From the Pastor (04.23.21)

It’s time to start thinking about what church will “look like” once we are able to return to some degree of normalcy. The fact of the matter, of course, is that nobody knows.

No one knows who will have become so used to “virtual worship” (I’m not crazy about that term. Doesn’t virtual imply “almost real but not quite”?) that they won’t return to in-person worship.

No one knows when it will be safe to have extended choir practices or congregational singing without masks.

No one knows whether or when we will become comfortable again with small groups meeting in closed rooms.

No one knows whether the Midweek Prayer Service via Zoom (that has attracted more people than we were having in person pre-pandemic) will continue in its current format or revert to the traditional approach.

No one knows what effect our increased awareness of infection transmission and the slower rate of recovery in some parts of the world will alter our approach to missions.

There are a lot of things that we do not know. Only time will tell. 

However, in a report from the Barna Group, we can get some idea of what people missed the most and the least during this past year. Realizing that every group is unique (and Parkway may be more unique than most), we might extrapolate a future direction in which congregational life will be going.

Some of the things that were reported as being missed the least were Bible studies, corporate prayer, small group gatherings, and Sunday School. Before you assume that this means a downward trend in interest in those facets of spiritual life, remember that these are some of the activities most easily provided online. We may all be getting tired of online meetings, but the fact is that they are unaffected by where a person is, what the weather is like, or how far one has to commute to a building. It will be interesting to see how many of the activities that have followed basically the same schedule and format for generations will have been altered as we move forward.

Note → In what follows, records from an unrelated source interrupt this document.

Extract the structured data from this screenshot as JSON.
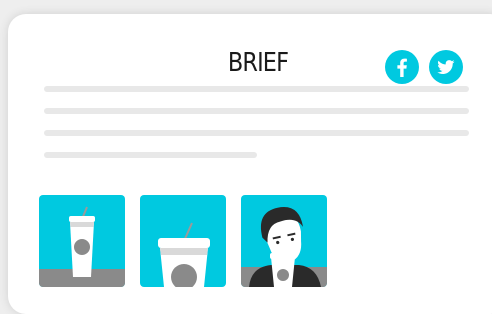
{
  "article": {
    "title": "BRIEF"
  },
  "social": {
    "facebook_icon": "facebook-icon",
    "twitter_icon": "twitter-icon",
    "accent_color": "#00c9e0"
  },
  "thumbnails": {
    "items": [
      {
        "icon": "cup-icon"
      },
      {
        "icon": "cup-icon"
      },
      {
        "icon": "person-with-cup-icon"
      }
    ]
  }
}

On the other hand, some things were sorely missed when we were not able to be together. Barna reports that among the most missed were taking Communion, socializing, and experiencing live sermons. I think this is being borne out by the level of participation we are seeing in outside in-person worship. You were obviously hungering for interaction with the other members of your family of faith. I don’t know about anyone else, but I’m much happier when the sermon is delivered live than through a video (even though that practice will continue until everyone is able to gather safely inside), and surely we all missed celebrating the Lord’s Supper together (even though the “self-contained elements that we are using right now aren’t exactly the best representation of the body and blood of Christ). My prayer is that, having missed out on all of those things for so long, there will be an eagerness to join more wholeheartedly in the full worship experience once it is available.

One of the aspects of worship that I have missed the most personally is choral music and congregational singing. No matter what nice things you might say about the sermon, I’m sure for many of us the parts of the service that move us the most are musical.

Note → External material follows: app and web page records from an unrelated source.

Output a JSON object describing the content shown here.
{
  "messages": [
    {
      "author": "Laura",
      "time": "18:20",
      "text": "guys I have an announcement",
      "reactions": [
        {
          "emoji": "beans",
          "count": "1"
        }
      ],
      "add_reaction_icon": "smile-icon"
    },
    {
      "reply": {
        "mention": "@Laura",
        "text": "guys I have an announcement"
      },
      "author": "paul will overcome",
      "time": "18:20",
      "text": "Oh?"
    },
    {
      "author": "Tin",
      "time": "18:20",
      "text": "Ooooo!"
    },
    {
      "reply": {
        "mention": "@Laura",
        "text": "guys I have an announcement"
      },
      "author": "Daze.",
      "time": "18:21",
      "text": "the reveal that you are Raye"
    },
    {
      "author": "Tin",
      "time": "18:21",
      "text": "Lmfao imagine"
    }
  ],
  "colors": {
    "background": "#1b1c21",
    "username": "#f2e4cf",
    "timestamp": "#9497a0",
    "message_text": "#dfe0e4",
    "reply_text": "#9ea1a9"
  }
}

While there is a lot of uncertainty about the future of the Church (and Parkway especially as you seek a new pastor), one thing is certain: we cannot go back to “the way things used to be,” nor should we. God is always doing new things, and hanging on to any practice, program, approach, or attitude simply because “that’s the way we have always done it” is a refusal to be open to God’s leadership moving into the future.

The world will need us as much post-pandemic as it did before. A lot may have changed, but, in God’s providence, that never will. We just need to be open and receptive to whatever God has in store.